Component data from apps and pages
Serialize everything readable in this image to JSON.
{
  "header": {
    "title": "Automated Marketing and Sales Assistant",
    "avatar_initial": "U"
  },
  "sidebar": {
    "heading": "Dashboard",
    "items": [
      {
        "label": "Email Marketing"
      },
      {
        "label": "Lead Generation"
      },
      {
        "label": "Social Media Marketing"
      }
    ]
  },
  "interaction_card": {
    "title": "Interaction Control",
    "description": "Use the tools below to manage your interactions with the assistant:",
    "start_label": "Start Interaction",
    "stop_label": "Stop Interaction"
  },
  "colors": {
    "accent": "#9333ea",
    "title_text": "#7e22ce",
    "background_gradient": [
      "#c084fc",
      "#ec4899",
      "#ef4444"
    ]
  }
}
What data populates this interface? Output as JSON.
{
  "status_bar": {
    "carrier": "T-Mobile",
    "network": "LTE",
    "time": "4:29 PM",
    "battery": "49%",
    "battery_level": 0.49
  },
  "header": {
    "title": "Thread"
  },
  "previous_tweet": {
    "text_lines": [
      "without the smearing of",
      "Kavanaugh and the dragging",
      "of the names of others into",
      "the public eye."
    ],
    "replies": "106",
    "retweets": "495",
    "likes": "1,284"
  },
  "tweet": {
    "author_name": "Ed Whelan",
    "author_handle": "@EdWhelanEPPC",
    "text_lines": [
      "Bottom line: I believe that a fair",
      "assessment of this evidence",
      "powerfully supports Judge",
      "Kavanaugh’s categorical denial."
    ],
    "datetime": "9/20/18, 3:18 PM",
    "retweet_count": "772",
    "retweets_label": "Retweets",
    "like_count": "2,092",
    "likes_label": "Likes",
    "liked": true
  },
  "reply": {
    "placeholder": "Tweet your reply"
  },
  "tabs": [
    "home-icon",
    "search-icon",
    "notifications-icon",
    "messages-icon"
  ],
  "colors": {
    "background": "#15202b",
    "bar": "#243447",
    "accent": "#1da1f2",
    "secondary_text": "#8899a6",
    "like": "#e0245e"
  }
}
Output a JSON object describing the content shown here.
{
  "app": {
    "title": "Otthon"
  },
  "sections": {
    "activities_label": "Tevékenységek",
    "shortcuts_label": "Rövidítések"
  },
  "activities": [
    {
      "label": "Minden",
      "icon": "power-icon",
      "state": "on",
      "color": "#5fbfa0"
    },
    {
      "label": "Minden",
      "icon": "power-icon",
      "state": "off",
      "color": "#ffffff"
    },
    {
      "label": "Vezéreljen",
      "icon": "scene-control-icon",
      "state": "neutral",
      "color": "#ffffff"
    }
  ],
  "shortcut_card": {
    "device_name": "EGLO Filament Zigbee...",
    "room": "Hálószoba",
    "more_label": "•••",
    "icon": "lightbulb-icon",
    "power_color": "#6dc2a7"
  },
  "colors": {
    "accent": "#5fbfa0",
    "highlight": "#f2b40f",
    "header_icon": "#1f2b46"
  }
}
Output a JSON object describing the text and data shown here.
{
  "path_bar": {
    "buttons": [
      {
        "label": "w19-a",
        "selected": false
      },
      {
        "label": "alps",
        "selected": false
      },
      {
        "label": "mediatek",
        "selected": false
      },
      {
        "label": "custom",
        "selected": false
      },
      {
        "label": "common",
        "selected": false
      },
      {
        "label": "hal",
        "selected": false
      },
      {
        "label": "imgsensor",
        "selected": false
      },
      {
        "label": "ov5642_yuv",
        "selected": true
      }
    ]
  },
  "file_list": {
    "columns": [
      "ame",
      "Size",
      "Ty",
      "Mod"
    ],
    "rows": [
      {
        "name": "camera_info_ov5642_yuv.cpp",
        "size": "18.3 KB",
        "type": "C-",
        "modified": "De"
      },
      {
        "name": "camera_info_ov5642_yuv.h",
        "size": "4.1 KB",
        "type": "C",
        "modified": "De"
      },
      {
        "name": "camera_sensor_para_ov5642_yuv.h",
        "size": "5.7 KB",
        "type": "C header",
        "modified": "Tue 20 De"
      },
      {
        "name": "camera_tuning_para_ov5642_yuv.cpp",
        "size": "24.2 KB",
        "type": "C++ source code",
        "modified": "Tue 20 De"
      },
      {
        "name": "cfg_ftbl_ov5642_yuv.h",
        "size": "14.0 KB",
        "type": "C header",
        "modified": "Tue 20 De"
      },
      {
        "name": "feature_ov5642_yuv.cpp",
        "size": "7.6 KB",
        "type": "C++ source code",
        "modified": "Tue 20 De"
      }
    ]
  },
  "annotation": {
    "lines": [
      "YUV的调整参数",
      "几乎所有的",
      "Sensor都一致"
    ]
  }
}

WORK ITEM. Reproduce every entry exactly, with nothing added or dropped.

WORKED SOLUTION.
Serialize everything readable in this image to JSON.
{
  "header": {
    "title": "Automated Marketing and Sales Assistant",
    "avatar_initial": "U"
  },
  "sidebar": {
    "heading": "Dashboard",
    "items": [
      {
        "label": "Email Marketing"
      },
      {
        "label": "Lead Generation"
      },
      {
        "label": "Social Media Marketing"
      }
    ]
  },
  "interaction_card": {
    "title": "Interaction Control",
    "description": "Use the tools below to manage your interactions with the assistant:",
    "start_label": "Start Interaction",
    "stop_label": "Stop Interaction"
  },
  "colors": {
    "accent": "#9333ea",
    "title_text": "#7e22ce",
    "background_gradient": [
      "#c084fc",
      "#ec4899",
      "#ef4444"
    ]
  }
}
What data populates this interface? Output as JSON.
{
  "status_bar": {
    "carrier": "T-Mobile",
    "network": "LTE",
    "time": "4:29 PM",
    "battery": "49%",
    "battery_level": 0.49
  },
  "header": {
    "title": "Thread"
  },
  "previous_tweet": {
    "text_lines": [
      "without the smearing of",
      "Kavanaugh and the dragging",
      "of the names of others into",
      "the public eye."
    ],
    "replies": "106",
    "retweets": "495",
    "likes": "1,284"
  },
  "tweet": {
    "author_name": "Ed Whelan",
    "author_handle": "@EdWhelanEPPC",
    "text_lines": [
      "Bottom line: I believe that a fair",
      "assessment of this evidence",
      "powerfully supports Judge",
      "Kavanaugh’s categorical denial."
    ],
    "datetime": "9/20/18, 3:18 PM",
    "retweet_count": "772",
    "retweets_label": "Retweets",
    "like_count": "2,092",
    "likes_label": "Likes",
    "liked": true
  },
  "reply": {
    "placeholder": "Tweet your reply"
  },
  "tabs": [
    "home-icon",
    "search-icon",
    "notifications-icon",
    "messages-icon"
  ],
  "colors": {
    "background": "#15202b",
    "bar": "#243447",
    "accent": "#1da1f2",
    "secondary_text": "#8899a6",
    "like": "#e0245e"
  }
}
Output a JSON object describing the content shown here.
{
  "app": {
    "title": "Otthon"
  },
  "sections": {
    "activities_label": "Tevékenységek",
    "shortcuts_label": "Rövidítések"
  },
  "activities": [
    {
      "label": "Minden",
      "icon": "power-icon",
      "state": "on",
      "color": "#5fbfa0"
    },
    {
      "label": "Minden",
      "icon": "power-icon",
      "state": "off",
      "color": "#ffffff"
    },
    {
      "label": "Vezéreljen",
      "icon": "scene-control-icon",
      "state": "neutral",
      "color": "#ffffff"
    }
  ],
  "shortcut_card": {
    "device_name": "EGLO Filament Zigbee...",
    "room": "Hálószoba",
    "more_label": "•••",
    "icon": "lightbulb-icon",
    "power_color": "#6dc2a7"
  },
  "colors": {
    "accent": "#5fbfa0",
    "highlight": "#f2b40f",
    "header_icon": "#1f2b46"
  }
}
Output a JSON object describing the text and data shown here.
{
  "path_bar": {
    "buttons": [
      {
        "label": "w19-a",
        "selected": false
      },
      {
        "label": "alps",
        "selected": false
      },
      {
        "label": "mediatek",
        "selected": false
      },
      {
        "label": "custom",
        "selected": false
      },
      {
        "label": "common",
        "selected": false
      },
      {
        "label": "hal",
        "selected": false
      },
      {
        "label": "imgsensor",
        "selected": false
      },
      {
        "label": "ov5642_yuv",
        "selected": true
      }
    ]
  },
  "file_list": {
    "columns": [
      "ame",
      "Size",
      "Ty",
      "Mod"
    ],
    "rows": [
      {
        "name": "camera_info_ov5642_yuv.cpp",
        "size": "18.3 KB",
        "type": "C-",
        "modified": "De"
      },
      {
        "name": "camera_info_ov5642_yuv.h",
        "size": "4.1 KB",
        "type": "C",
        "modified": "De"
      },
      {
        "name": "camera_sensor_para_ov5642_yuv.h",
        "size": "5.7 KB",
        "type": "C header",
        "modified": "Tue 20 De"
      },
      {
        "name": "camera_tuning_para_ov5642_yuv.cpp",
        "size": "24.2 KB",
        "type": "C++ source code",
        "modified": "Tue 20 De"
      },
      {
        "name": "cfg_ftbl_ov5642_yuv.h",
        "size": "14.0 KB",
        "type": "C header",
        "modified": "Tue 20 De"
      },
      {
        "name": "feature_ov5642_yuv.cpp",
        "size": "7.6 KB",
        "type": "C++ source code",
        "modified": "Tue 20 De"
      }
    ]
  },
  "annotation": {
    "lines": [
      "YUV的调整参数",
      "几乎所有的",
      "Sensor都一致"
    ]
  }
}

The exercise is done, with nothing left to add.